This film is a disservice to all, movie goers taking a chance on new world to explore, the fans for not pursuing the fertile material from the original series and the director who has destroyed his chances of gaining any trust with audiences by completely throwing this opportunity away. Avatar: The Last Air bender is an engaging exhibition of the Hero’s Journey where the virtues of “self-belief”, friendship, courage, spirituality and justice are upheld in every episode. To extinguish every possible spark that sincerely captivates the minds of viewers to not only believe in the story and its characters but to also believe in these virtues is a crime against storytelling and the filmmaking process. To know what talent lies in the mind of the once gifted director proves that this exercise is nothing short of pure laziness, unfairly condemning the potential of this film to the legion of frequent displays of incompetence. Despite the multitude of missteps made previously this one disappointments me most of all. I expected Mr. Shyamalan to be better than this.

Monday, July 5, 2010

M. Night and The Last Airbender

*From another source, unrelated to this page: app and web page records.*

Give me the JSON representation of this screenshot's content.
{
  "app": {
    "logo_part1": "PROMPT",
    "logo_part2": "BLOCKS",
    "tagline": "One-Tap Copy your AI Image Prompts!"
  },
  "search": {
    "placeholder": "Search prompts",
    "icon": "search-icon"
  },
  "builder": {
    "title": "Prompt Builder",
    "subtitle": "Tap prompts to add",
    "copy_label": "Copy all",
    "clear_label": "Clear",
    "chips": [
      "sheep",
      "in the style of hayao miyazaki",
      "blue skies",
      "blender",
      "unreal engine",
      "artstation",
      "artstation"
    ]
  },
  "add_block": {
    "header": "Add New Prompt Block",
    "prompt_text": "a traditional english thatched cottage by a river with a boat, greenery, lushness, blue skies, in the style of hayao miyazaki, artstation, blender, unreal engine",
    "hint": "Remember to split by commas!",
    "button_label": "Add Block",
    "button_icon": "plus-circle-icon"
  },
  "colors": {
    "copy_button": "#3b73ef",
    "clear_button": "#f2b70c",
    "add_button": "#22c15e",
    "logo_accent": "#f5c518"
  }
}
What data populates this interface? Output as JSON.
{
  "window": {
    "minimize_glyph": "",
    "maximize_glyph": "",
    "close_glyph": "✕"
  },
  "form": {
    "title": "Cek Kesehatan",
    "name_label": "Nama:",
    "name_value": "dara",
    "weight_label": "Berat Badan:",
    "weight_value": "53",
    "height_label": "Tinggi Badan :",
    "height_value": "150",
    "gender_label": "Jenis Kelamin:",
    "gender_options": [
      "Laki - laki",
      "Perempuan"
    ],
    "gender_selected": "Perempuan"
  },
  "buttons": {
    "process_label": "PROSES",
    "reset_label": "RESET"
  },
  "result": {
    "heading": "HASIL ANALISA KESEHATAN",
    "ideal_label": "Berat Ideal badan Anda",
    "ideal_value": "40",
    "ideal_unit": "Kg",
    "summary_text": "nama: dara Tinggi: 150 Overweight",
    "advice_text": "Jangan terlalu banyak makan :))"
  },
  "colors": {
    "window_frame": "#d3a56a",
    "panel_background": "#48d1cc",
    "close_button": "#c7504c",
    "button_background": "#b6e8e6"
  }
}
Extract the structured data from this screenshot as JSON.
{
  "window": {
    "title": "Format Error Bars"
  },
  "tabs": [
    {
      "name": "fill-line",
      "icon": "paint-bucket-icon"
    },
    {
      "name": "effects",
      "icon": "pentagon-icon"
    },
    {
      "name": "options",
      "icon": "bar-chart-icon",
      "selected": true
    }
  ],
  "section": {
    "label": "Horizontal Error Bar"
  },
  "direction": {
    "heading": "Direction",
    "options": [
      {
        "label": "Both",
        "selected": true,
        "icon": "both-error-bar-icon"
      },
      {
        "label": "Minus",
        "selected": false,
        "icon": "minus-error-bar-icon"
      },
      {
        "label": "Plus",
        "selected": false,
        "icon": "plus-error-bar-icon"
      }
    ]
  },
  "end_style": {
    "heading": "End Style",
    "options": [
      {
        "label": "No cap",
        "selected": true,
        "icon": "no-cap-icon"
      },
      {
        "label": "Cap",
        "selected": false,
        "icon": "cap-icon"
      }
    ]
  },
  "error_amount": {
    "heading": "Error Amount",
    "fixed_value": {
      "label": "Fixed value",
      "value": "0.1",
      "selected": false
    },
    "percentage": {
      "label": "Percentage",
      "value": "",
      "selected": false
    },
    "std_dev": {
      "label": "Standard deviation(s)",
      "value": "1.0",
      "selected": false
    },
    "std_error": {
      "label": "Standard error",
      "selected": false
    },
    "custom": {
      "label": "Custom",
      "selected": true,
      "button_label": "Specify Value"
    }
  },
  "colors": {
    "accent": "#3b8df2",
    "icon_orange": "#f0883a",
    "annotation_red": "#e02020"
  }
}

      This Post was written 1 week prior to The Last Airbender being released in theaters

        Two years ago when I was first introduced to Avatar: The Last Air Bender, I was skeptical. At first glance it seemed like just another children’s cartoon on Nickelodeon. But after just a few episodes I was hooked. The writing was clever, the animation was great, the story was very innovative, and the fusion of actual martial arts with the elemental “bending”was seamless. I immediately went out and bought the 2nd and final seasons and finished them within weeks. So you can imagine my excitement when I heard that the show had been optioned for a movie. My excitement quickly faded back to skepticism when I saw who was to direct the movie. M. Night Shyamalan.

      Shyamalan’s first film The Sixth Sense was great. It was frightening, it had great suspense, it was well acted, and had a twist that belongs up there with The Usual Suspects "Keyser Söze" reveal. Since then M. Night’s movies have taken a steady downward trend. Signs I enjoyed, it offered some good suspense and some truly frightening moments, Unbreakable I initially did not like, however after seeing it a few more times I grew to appreciate the movie. The Village I was excited for, unfortunately it failed to deliver.  The story was intriguing at first but quickly became nonsensical, culminating in a twist that left me feeling cheated. Lady in the Water was a  poor departure from Shyamalan's usual formula, aside from some interesting visuals, the film fell flat.  Shyamalan’s latest installment, The Happening, remains one of the worst movies to date that I have ever seen. I will not even begin to describe all of the faults in this film, but after watching it, I had a decent idea of why all of the characters were inexplicably killing themselves as I felt a strong urge to shove something sharp into my throat rather than finish the movie.

      Why Shyamalan was selected to direct the film adaptation of Avatar, I do not know. But I am hoping that it will be the movie to re-establish him as a visionary young director, and not proof that his first couple films were nothing more than happy accidents.